- _Your instructions_
Should a picture appear anywhere in the data, omit it and copy everything else exactly.

Supplied records below:

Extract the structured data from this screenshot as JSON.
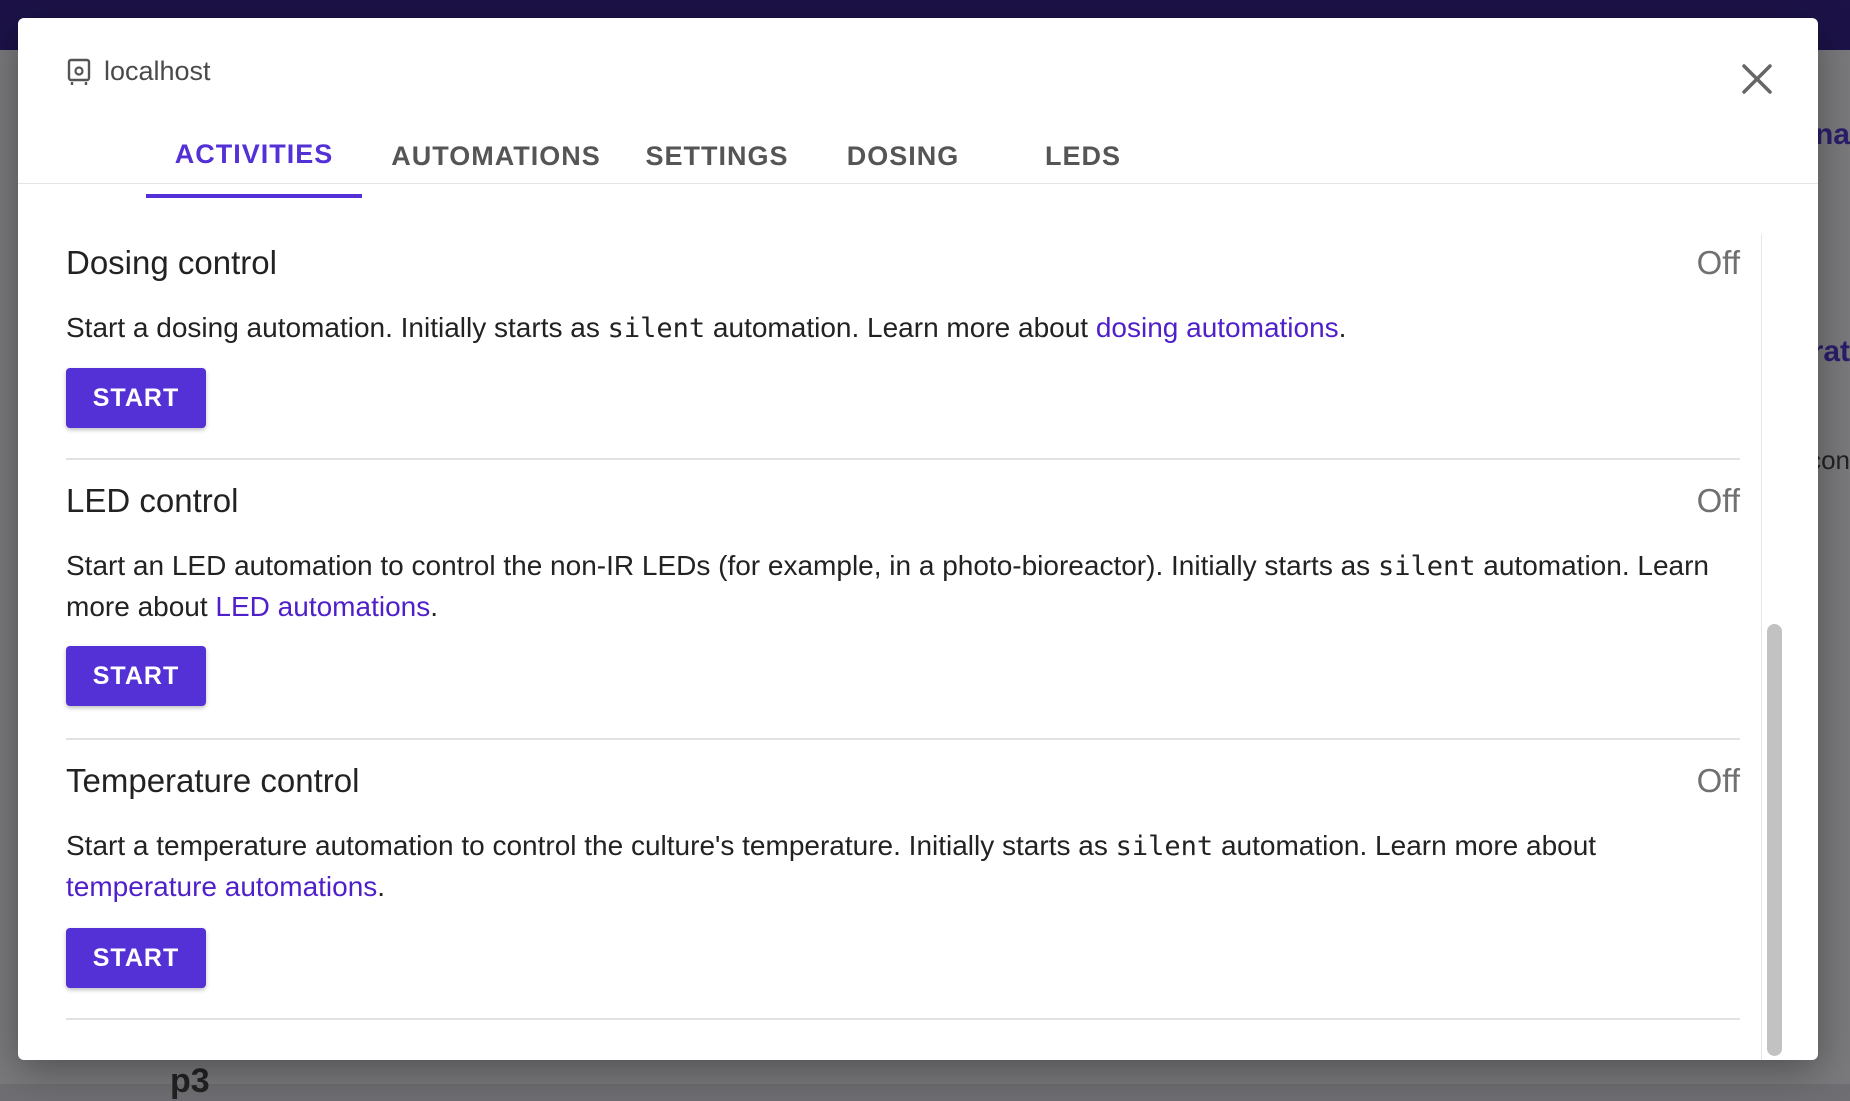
{
  "background": {
    "fragment_a": "na",
    "fragment_b": "rat",
    "fragment_c": "con",
    "fragment_d": "p3"
  },
  "dialog": {
    "host": "localhost",
    "tabs": [
      {
        "label": "ACTIVITIES",
        "active": true
      },
      {
        "label": "AUTOMATIONS",
        "active": false
      },
      {
        "label": "SETTINGS",
        "active": false
      },
      {
        "label": "DOSING",
        "active": false
      },
      {
        "label": "LEDS",
        "active": false
      }
    ],
    "sections": [
      {
        "title": "Dosing control",
        "status": "Off",
        "desc_pre": "Start a dosing automation. Initially starts as ",
        "code": "silent",
        "desc_mid": " automation. Learn more about ",
        "link": "dosing automations",
        "desc_post": ".",
        "button": "START"
      },
      {
        "title": "LED control",
        "status": "Off",
        "desc_pre": "Start an LED automation to control the non-IR LEDs (for example, in a photo-bioreactor). Initially starts as ",
        "code": "silent",
        "desc_mid": " automation. Learn more about ",
        "link": "LED automations",
        "desc_post": ".",
        "button": "START"
      },
      {
        "title": "Temperature control",
        "status": "Off",
        "desc_pre": "Start a temperature automation to control the culture's temperature. Initially starts as ",
        "code": "silent",
        "desc_mid": " automation. Learn more about ",
        "link": "temperature automations",
        "desc_post": ".",
        "button": "START"
      }
    ]
  },
  "colors": {
    "accent": "#5331d6",
    "link": "#4f1fc9",
    "topbar": "#1c1248"
  },
  "icons": {
    "host": "host-server-icon",
    "close": "close-icon"
  }
}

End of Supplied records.

- _Task result_
Extract the structured data from this screenshot as JSON.
{
  "background": {
    "fragment_a": "na",
    "fragment_b": "rat",
    "fragment_c": "con",
    "fragment_d": "p3"
  },
  "dialog": {
    "host": "localhost",
    "tabs": [
      {
        "label": "ACTIVITIES",
        "active": true
      },
      {
        "label": "AUTOMATIONS",
        "active": false
      },
      {
        "label": "SETTINGS",
        "active": false
      },
      {
        "label": "DOSING",
        "active": false
      },
      {
        "label": "LEDS",
        "active": false
      }
    ],
    "sections": [
      {
        "title": "Dosing control",
        "status": "Off",
        "desc_pre": "Start a dosing automation. Initially starts as ",
        "code": "silent",
        "desc_mid": " automation. Learn more about ",
        "link": "dosing automations",
        "desc_post": ".",
        "button": "START"
      },
      {
        "title": "LED control",
        "status": "Off",
        "desc_pre": "Start an LED automation to control the non-IR LEDs (for example, in a photo-bioreactor). Initially starts as ",
        "code": "silent",
        "desc_mid": " automation. Learn more about ",
        "link": "LED automations",
        "desc_post": ".",
        "button": "START"
      },
      {
        "title": "Temperature control",
        "status": "Off",
        "desc_pre": "Start a temperature automation to control the culture's temperature. Initially starts as ",
        "code": "silent",
        "desc_mid": " automation. Learn more about ",
        "link": "temperature automations",
        "desc_post": ".",
        "button": "START"
      }
    ]
  },
  "colors": {
    "accent": "#5331d6",
    "link": "#4f1fc9",
    "topbar": "#1c1248"
  },
  "icons": {
    "host": "host-server-icon",
    "close": "close-icon"
  }
}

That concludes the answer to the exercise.